Author(s): Bingisser RM
Nitric oxide (NO) has been invoked as an important pathogenic factor in a wide range of immunologically mediated diseases. The present study demonstrates that macrophage-derived NO may conversely function to fine tune T cell-mediated inflammation via reversible dephosphorylation of intracellular signaling molecules, which are involved in the control of T cell proliferation. Thus, T cells activated in the presence of alveolar macrophages are unable to proliferate despite expression of IL-2R and secretion of IL-2. This process is reproduced by the NO generator S-nitroso-N-acetylpenicillamine and is inhibitable by the NO synthase inhibitor N(G)-methyl-L-arginine.

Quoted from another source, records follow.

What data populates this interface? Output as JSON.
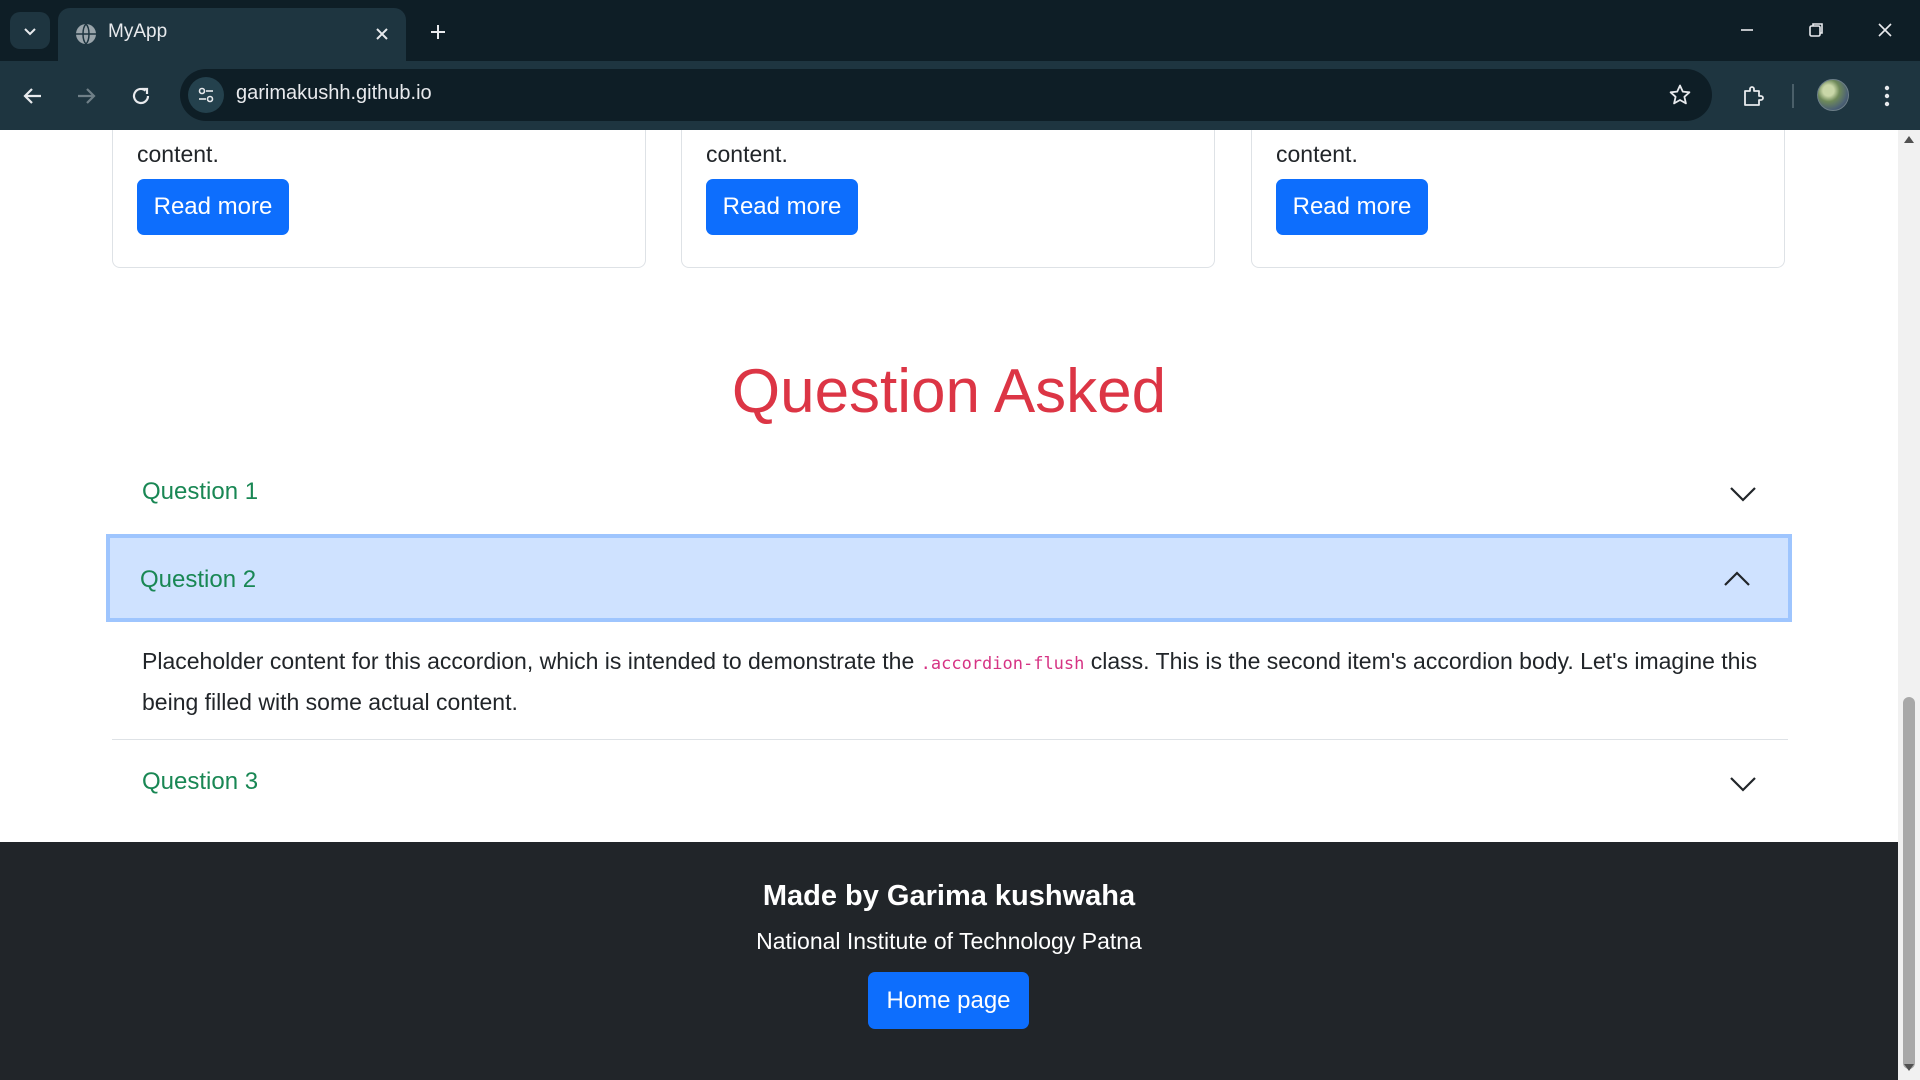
{
  "browser": {
    "tab_title": "MyApp",
    "url": "garimakushh.github.io"
  },
  "cards": [
    {
      "text": "content.",
      "button_label": "Read more"
    },
    {
      "text": "content.",
      "button_label": "Read more"
    },
    {
      "text": "content.",
      "button_label": "Read more"
    }
  ],
  "faq": {
    "heading": "Question Asked",
    "items": [
      {
        "title": "Question 1",
        "expanded": false
      },
      {
        "title": "Question 2",
        "expanded": true,
        "body_before": "Placeholder content for this accordion, which is intended to demonstrate the ",
        "body_code": ".accordion-flush",
        "body_after": " class. This is the second item's accordion body. Let's imagine this being filled with some actual content."
      },
      {
        "title": "Question 3",
        "expanded": false
      }
    ]
  },
  "footer": {
    "title": "Made by Garima kushwaha",
    "subtitle": "National Institute of Technology Patna",
    "button_label": "Home page"
  },
  "colors": {
    "primary": "#0d6efd",
    "heading_red": "#dc3545",
    "accordion_title_green": "#198754",
    "accordion_active_bg": "#cfe2ff",
    "footer_bg": "#212529"
  },
  "icons": [
    "tab-list-icon",
    "globe-icon",
    "close-icon",
    "plus-icon",
    "minimize-icon",
    "restore-icon",
    "back-arrow-icon",
    "forward-arrow-icon",
    "reload-icon",
    "site-settings-icon",
    "star-icon",
    "extensions-icon",
    "kebab-menu-icon",
    "chevron-down-icon",
    "chevron-up-icon"
  ]
}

Analysis of T cell lysates by immunoprecipitation with specific Abs and subsequent immunoblotting indicated marked reduction of tyrosine phosphorylation of Jak3 and STAT5 mediated by NO. Further studies indicated that NO-mediated T cell suppression was reversible by the guanylate cyclase inhibitors methylene blue and LY-83583 and was reproduced by a cell-permeable analogue of cyclic GMP, implicating guanylate cyclase activation as a key step in the inhibition of T cell activation by NO.